|International Classification||H01R12/52, H05K3/36, H05K1/14, H05K7/14, H05K3/34|
|Cooperative Classification||H05K2201/2036, H05K1/144, H01R12/52, H05K7/142, H05K1/142, H05K2201/0999, H05K2201/09754, H05K3/3447, H05K2203/167, H05K3/368|
|European Classification||H05K3/36D, H05K7/14D3, H01R9/09F, H05K1/14C|
|Dec 14, 1998||AS||Assignment|
Owner name: TEMIC TELEFUNKEN MICROELECTRONIC GMBH, GERMANY
Free format text: ASSIGNMENT OF ASSIGNORS INTEREST;ASSIGNORS:FENDT, GUENTER;BAUR, RICHARD;BISCHOFF, MICHAEL;REEL/FRAME:009655/0486

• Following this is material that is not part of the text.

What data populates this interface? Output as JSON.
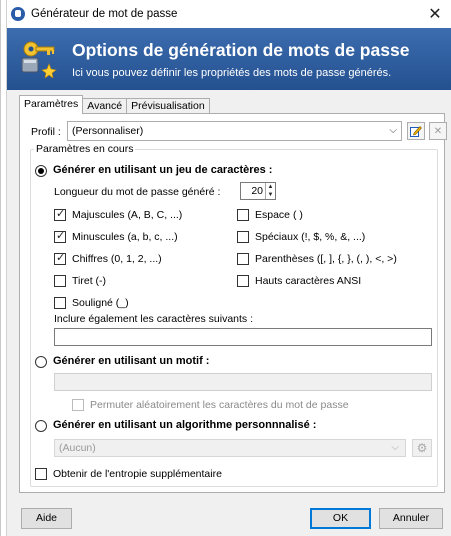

Effective date: 19981207
|Aug 6, 2004||FPAY||Fee payment|
Year of fee payment: 4
|Aug 13, 2008||FPAY||Fee payment|
Year of fee payment: 8
|Sep 24, 2012||REMI||Maintenance fee reminder mailed|
|Feb 13, 2013||LAPS||Lapse for failure to pay maintenance fees|
|Apr 2, 2013||FP||Expired due to failure to pay maintenance fee|
Effective date: 20130213